WORK ITEM:
Every line below containing the word "components" should be found and copied.

Stored dataset items
━━━━━━━━━━━━━━━━━━━━

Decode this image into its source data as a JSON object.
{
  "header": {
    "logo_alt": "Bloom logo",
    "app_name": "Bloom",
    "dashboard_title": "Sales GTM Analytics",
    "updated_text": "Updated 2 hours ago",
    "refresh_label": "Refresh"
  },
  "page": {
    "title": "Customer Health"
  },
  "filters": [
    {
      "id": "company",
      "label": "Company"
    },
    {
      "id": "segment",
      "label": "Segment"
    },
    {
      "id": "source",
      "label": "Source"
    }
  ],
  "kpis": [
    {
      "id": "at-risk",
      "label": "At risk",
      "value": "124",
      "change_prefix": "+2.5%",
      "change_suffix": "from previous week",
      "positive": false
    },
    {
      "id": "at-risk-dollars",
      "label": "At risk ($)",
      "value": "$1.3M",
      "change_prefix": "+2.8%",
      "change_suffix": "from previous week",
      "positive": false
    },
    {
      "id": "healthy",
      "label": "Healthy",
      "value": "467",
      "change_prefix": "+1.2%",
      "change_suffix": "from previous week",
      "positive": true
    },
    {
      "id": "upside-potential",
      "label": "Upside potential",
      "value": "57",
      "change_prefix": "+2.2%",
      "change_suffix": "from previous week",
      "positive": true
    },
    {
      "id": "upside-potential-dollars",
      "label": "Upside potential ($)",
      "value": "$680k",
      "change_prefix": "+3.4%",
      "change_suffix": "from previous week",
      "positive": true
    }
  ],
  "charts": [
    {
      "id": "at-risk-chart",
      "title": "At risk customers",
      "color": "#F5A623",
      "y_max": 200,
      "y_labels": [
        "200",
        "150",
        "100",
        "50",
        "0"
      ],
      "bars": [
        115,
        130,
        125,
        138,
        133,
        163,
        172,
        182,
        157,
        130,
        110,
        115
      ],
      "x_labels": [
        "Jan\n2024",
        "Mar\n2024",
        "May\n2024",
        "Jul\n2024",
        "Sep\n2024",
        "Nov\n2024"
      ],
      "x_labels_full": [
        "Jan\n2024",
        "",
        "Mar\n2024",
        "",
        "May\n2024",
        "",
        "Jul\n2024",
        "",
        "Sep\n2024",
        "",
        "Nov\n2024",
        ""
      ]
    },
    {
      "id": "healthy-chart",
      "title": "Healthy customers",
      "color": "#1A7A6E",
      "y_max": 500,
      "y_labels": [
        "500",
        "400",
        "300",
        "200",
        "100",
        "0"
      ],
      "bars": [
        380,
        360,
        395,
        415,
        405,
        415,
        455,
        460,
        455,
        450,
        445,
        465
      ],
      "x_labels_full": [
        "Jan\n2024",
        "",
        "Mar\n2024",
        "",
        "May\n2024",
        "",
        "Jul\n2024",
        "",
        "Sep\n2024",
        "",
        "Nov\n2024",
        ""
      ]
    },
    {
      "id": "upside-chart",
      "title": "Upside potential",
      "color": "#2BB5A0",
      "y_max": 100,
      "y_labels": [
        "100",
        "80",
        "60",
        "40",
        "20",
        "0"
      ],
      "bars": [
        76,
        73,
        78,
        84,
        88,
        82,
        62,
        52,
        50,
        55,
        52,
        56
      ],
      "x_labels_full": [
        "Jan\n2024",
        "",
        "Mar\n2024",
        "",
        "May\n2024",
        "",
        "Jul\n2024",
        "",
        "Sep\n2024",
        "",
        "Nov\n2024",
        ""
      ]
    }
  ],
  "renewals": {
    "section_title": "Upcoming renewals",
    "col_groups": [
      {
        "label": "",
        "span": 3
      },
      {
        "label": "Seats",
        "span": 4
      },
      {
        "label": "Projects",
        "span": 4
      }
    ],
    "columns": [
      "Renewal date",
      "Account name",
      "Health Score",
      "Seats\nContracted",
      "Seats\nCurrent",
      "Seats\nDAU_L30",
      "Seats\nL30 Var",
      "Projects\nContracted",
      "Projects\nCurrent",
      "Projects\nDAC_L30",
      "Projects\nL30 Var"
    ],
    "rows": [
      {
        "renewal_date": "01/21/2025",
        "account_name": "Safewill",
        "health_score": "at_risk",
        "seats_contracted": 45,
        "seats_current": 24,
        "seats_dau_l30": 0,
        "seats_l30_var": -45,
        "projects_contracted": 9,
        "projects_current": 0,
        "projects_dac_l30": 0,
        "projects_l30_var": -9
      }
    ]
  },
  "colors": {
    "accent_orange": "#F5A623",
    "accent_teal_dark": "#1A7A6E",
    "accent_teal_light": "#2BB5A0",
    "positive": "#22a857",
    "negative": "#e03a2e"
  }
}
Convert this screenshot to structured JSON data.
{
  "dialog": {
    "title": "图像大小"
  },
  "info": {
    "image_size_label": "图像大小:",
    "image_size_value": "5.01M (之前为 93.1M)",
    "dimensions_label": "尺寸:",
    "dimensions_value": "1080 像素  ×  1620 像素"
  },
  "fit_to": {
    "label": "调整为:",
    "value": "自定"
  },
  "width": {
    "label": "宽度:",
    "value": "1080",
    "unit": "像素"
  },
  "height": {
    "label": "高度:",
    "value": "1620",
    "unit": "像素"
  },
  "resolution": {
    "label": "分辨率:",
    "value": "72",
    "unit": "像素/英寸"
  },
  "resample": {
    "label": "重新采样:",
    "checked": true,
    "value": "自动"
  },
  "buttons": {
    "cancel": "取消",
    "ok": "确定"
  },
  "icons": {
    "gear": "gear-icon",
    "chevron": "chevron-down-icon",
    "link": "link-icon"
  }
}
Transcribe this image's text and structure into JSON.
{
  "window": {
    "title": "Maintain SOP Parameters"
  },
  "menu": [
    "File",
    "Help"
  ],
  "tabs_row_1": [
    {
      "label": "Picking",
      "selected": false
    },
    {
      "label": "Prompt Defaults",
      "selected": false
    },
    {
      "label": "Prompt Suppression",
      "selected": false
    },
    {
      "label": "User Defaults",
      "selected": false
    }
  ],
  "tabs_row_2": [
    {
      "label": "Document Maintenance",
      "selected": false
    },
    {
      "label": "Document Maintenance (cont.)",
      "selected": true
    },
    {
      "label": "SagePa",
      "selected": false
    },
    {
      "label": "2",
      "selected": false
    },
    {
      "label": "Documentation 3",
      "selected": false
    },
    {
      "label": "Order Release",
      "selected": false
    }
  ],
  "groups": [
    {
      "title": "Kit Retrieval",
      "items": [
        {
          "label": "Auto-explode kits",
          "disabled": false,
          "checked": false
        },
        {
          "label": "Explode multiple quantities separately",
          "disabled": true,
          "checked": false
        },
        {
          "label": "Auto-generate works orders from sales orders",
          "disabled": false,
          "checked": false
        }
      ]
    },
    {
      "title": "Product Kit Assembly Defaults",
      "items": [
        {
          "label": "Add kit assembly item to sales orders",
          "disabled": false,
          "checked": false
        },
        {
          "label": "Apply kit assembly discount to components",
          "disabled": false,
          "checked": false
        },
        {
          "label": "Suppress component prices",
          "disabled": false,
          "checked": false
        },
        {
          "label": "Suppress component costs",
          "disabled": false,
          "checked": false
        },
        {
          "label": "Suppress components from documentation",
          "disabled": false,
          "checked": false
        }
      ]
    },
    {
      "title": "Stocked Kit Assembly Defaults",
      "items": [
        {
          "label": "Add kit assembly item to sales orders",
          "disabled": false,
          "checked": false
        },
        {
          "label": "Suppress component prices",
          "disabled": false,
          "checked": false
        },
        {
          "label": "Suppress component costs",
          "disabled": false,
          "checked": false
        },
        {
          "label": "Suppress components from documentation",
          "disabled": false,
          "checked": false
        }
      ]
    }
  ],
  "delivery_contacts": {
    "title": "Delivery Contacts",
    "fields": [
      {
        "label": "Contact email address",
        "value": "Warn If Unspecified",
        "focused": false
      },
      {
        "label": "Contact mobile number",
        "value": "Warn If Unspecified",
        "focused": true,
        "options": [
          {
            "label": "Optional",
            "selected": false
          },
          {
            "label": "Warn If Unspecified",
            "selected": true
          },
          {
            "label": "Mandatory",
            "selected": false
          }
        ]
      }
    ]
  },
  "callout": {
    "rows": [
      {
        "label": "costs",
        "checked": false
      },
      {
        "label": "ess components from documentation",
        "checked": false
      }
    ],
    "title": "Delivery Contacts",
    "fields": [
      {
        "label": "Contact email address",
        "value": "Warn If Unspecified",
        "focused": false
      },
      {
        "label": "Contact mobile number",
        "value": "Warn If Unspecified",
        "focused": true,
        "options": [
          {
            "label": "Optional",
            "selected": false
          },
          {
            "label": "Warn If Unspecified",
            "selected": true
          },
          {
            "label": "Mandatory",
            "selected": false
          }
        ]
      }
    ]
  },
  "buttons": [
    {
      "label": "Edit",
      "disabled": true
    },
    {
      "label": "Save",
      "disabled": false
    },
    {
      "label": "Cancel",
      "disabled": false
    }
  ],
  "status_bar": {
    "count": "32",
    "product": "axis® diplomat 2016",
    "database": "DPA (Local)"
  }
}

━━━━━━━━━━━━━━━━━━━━

ANSWER BOX:
          "label": "Apply kit assembly discount to components",
          "label": "Suppress components from documentation",
          "label": "Suppress components from documentation",
        "label": "ess components from documentation",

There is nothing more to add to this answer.